I was so involved in acting in high school and at university that my Biology Dept. Chair, the late Dr. Dimitman, stated in my junior year; “Len, you have to decide whether to be a scientist or an actor.” Later, despite this conflict, he nominated me for (and I was awarded in 1966) the Hamilton Watch Award for “exceptional proficiency in both the arts and the sciences.” As is now obvious, I decided to be a scientist, but had enjoyed great expectations as an actor.
At Amat Memorial high school, I wrote the By-Laws for the first Thespian’s Club (we were the first graduating class). I was one of the leads in our first musical and the lead in Tens Little Indians, our senior play. Beyond that, the principal, Fr. Kiefer, allowed the entire high school out for one afternoon (a rare decision in a tough Catholic High School dedicated to rigor) for a musical review I wrote, named “Blimey Limey.” It has a story I wove around my favorite songs from Carousel and
I earned all “A’s” in my theater courses. My most memorable performances, to me, were the following two:
- The death scene (Act V) of Shakespeare’s Othello: The Moor of Venice as Othello killing Desdemona. A moment of that scene, which I blocked and directed, came at the end. We had one single, little candle still lit in the dark theater in the round after the jealous murder. In my mind, at that very moment, despite my past blocking, I became enraged that the candle was still lit after I had compared my wife to a light yet murdered her in a jealous rage, so I crushed the candle out with my naked hand. Since that was the last light in the theater, everything went black instantly and I heard the audience gasp at the unexpected move. Then a pause, and they erupted in wild applause.

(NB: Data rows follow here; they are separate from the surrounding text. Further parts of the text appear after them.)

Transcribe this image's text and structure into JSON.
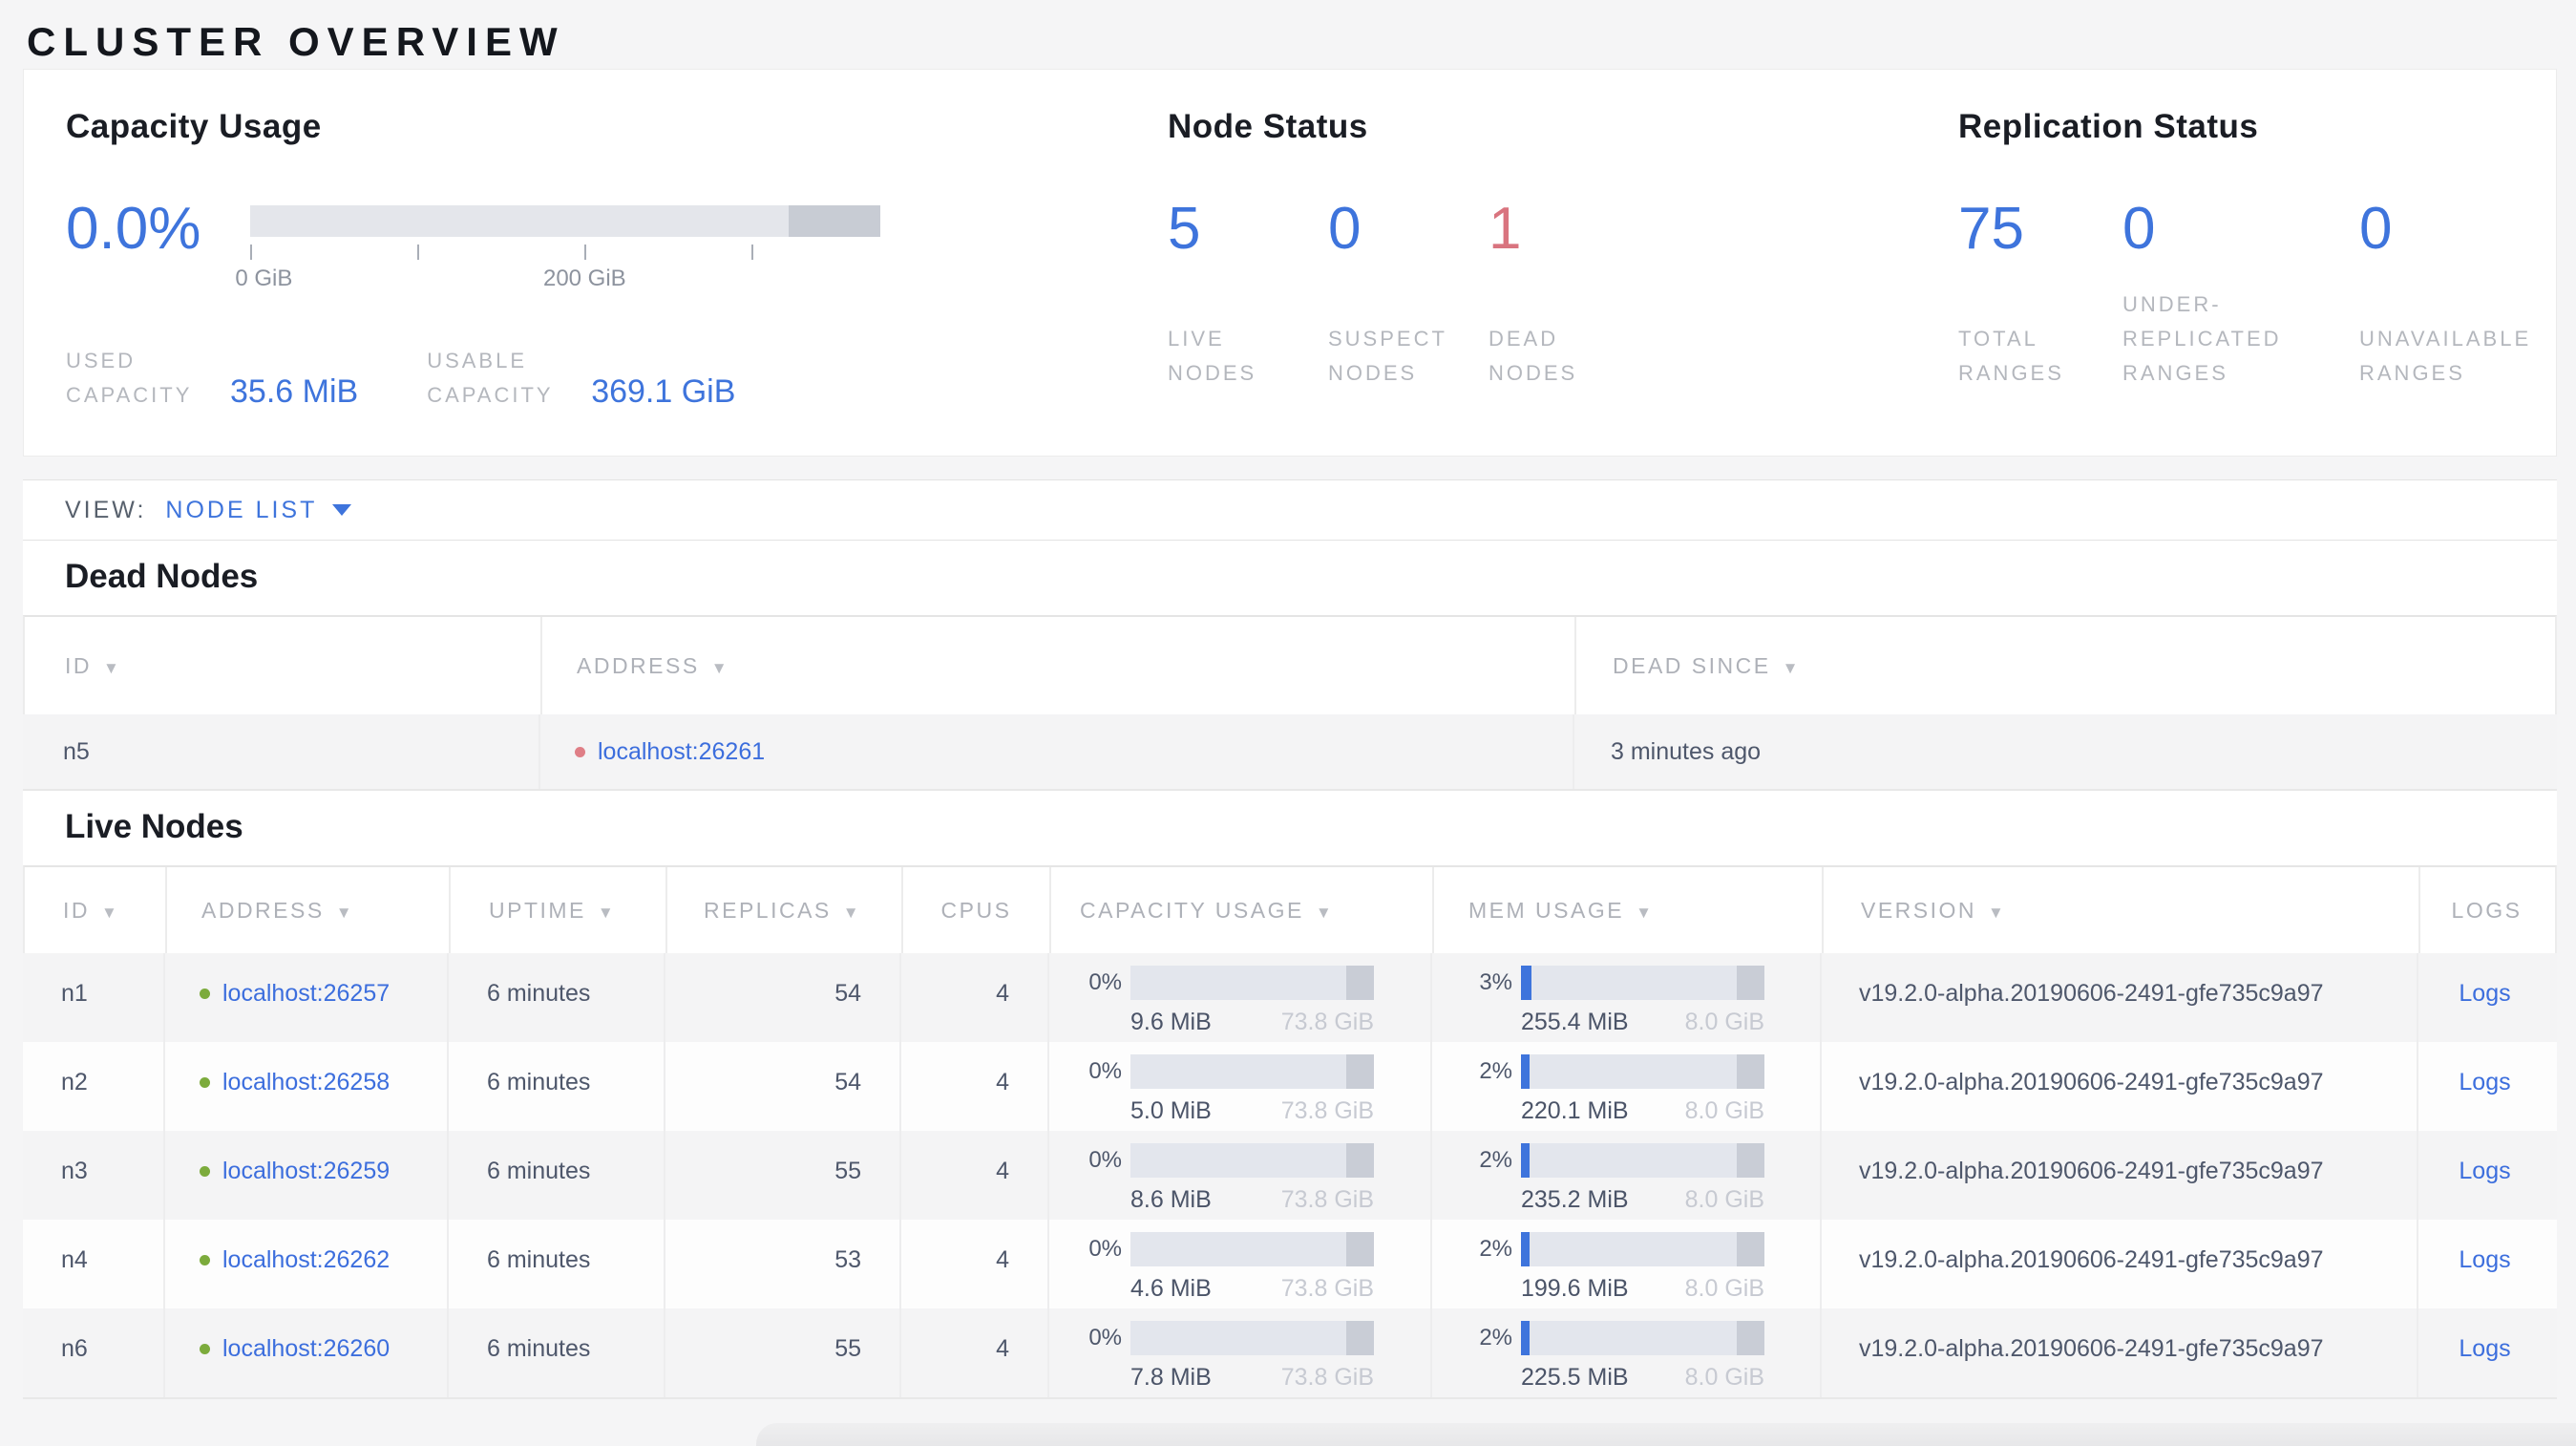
{
  "title": "CLUSTER OVERVIEW",
  "colors": {
    "accent_blue": "#3e74dc",
    "danger_red": "#d9747f",
    "live_dot_green": "#7cab3c",
    "dead_dot_red": "#df7e86",
    "muted_label_gray": "#b4b7bd",
    "table_text_slate": "#4e576b"
  },
  "summary": {
    "capacity": {
      "title": "Capacity Usage",
      "percent": "0.0%",
      "tick_labels": [
        "0 GiB",
        "200 GiB"
      ],
      "stats": [
        {
          "label": "USED CAPACITY",
          "value": "35.6 MiB"
        },
        {
          "label": "USABLE CAPACITY",
          "value": "369.1 GiB"
        }
      ]
    },
    "node_status": {
      "title": "Node Status",
      "stats": [
        {
          "value": "5",
          "label": "LIVE NODES"
        },
        {
          "value": "0",
          "label": "SUSPECT NODES"
        },
        {
          "value": "1",
          "label": "DEAD NODES"
        }
      ]
    },
    "replication": {
      "title": "Replication Status",
      "stats": [
        {
          "value": "75",
          "label": "TOTAL RANGES"
        },
        {
          "value": "0",
          "label": "UNDER-REPLICATED RANGES"
        },
        {
          "value": "0",
          "label": "UNAVAILABLE RANGES"
        }
      ]
    }
  },
  "view_bar": {
    "label": "VIEW:",
    "selected": "NODE LIST"
  },
  "dead_nodes": {
    "title": "Dead Nodes",
    "columns": [
      "ID",
      "ADDRESS",
      "DEAD SINCE"
    ],
    "rows": [
      {
        "id": "n5",
        "address": "localhost:26261",
        "dead_since": "3 minutes ago"
      }
    ]
  },
  "live_nodes": {
    "title": "Live Nodes",
    "columns": [
      "ID",
      "ADDRESS",
      "UPTIME",
      "REPLICAS",
      "CPUS",
      "CAPACITY USAGE",
      "MEM USAGE",
      "VERSION",
      "LOGS"
    ],
    "rows": [
      {
        "id": "n1",
        "address": "localhost:26257",
        "uptime": "6 minutes",
        "replicas": "54",
        "cpus": "4",
        "capacity": {
          "pct": "0%",
          "used": "9.6 MiB",
          "total": "73.8 GiB"
        },
        "memory": {
          "pct": "3%",
          "used": "255.4 MiB",
          "total": "8.0 GiB"
        },
        "version": "v19.2.0-alpha.20190606-2491-gfe735c9a97",
        "logs": "Logs"
      },
      {
        "id": "n2",
        "address": "localhost:26258",
        "uptime": "6 minutes",
        "replicas": "54",
        "cpus": "4",
        "capacity": {
          "pct": "0%",
          "used": "5.0 MiB",
          "total": "73.8 GiB"
        },
        "memory": {
          "pct": "2%",
          "used": "220.1 MiB",
          "total": "8.0 GiB"
        },
        "version": "v19.2.0-alpha.20190606-2491-gfe735c9a97",
        "logs": "Logs"
      },
      {
        "id": "n3",
        "address": "localhost:26259",
        "uptime": "6 minutes",
        "replicas": "55",
        "cpus": "4",
        "capacity": {
          "pct": "0%",
          "used": "8.6 MiB",
          "total": "73.8 GiB"
        },
        "memory": {
          "pct": "2%",
          "used": "235.2 MiB",
          "total": "8.0 GiB"
        },
        "version": "v19.2.0-alpha.20190606-2491-gfe735c9a97",
        "logs": "Logs"
      },
      {
        "id": "n4",
        "address": "localhost:26262",
        "uptime": "6 minutes",
        "replicas": "53",
        "cpus": "4",
        "capacity": {
          "pct": "0%",
          "used": "4.6 MiB",
          "total": "73.8 GiB"
        },
        "memory": {
          "pct": "2%",
          "used": "199.6 MiB",
          "total": "8.0 GiB"
        },
        "version": "v19.2.0-alpha.20190606-2491-gfe735c9a97",
        "logs": "Logs"
      },
      {
        "id": "n6",
        "address": "localhost:26260",
        "uptime": "6 minutes",
        "replicas": "55",
        "cpus": "4",
        "capacity": {
          "pct": "0%",
          "used": "7.8 MiB",
          "total": "73.8 GiB"
        },
        "memory": {
          "pct": "2%",
          "used": "225.5 MiB",
          "total": "8.0 GiB"
        },
        "version": "v19.2.0-alpha.20190606-2491-gfe735c9a97",
        "logs": "Logs"
      }
    ]
  }
}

- One of the many arguing scenes in Who’s Afraid of Virgina Wolf. I was George, the part played by Richard Burton. This scene was produced and directed by another senior drama student for a video produced in our new TV studio. I remember one scene in particular. I had just turned abruptly in an angry reply, and one of the two camera’s must have caught me just right because, even through the glass enclosed, silent, studio that enclosed the rest of the directing and sound staff, I heard a sudden cheer. Another aspect of this scene was that I did it with two different actresses; one was a tall, shapely blond and the other was a short, squat overweight woman. I remember how differently it felt to do the very same George’s lines in the two very different scenario’s.
I served as Feste the Fool in Shakespeare’s Twelfth Night and was the first actor to appear in the new University Theater because our Director decided to open the play with the fool singing a song, in the dark, at the edge of the orchestra pit, and then acting like he lifted the curtain to the Duke’s palace audience. Because it was the first play in that new theater, I remember serving as a professor there for 40 years with one of the photo’s of two of the scenes with Feste on display in the theater lobby. The few students I told this to could not believe their instructor was a student actor half a century before at the same university, until they went to the lobby and saw for themselves.
I was also chosen as the leads in our first musical, and as Job in Job. But that is when I decided to withdraw from ALL theater to focus on being a scientist. I very much enjoyed my time in the theater and I sometimes wonder what would have happened if I continued (since I was called “the professional” by my fellow Thespians and by my friends in the audience).
I have three more stories involving theater work involving (i) the real Richard Burton and Elizabeth Taylor, (ii) my theater colleagues going way out of line celebrating one of my birthdays, and (iii) being elected President of the Newman Club because of one of my performances and a little incident with a wallet and a condom. But those may have to wait for me to write additional memoir essays.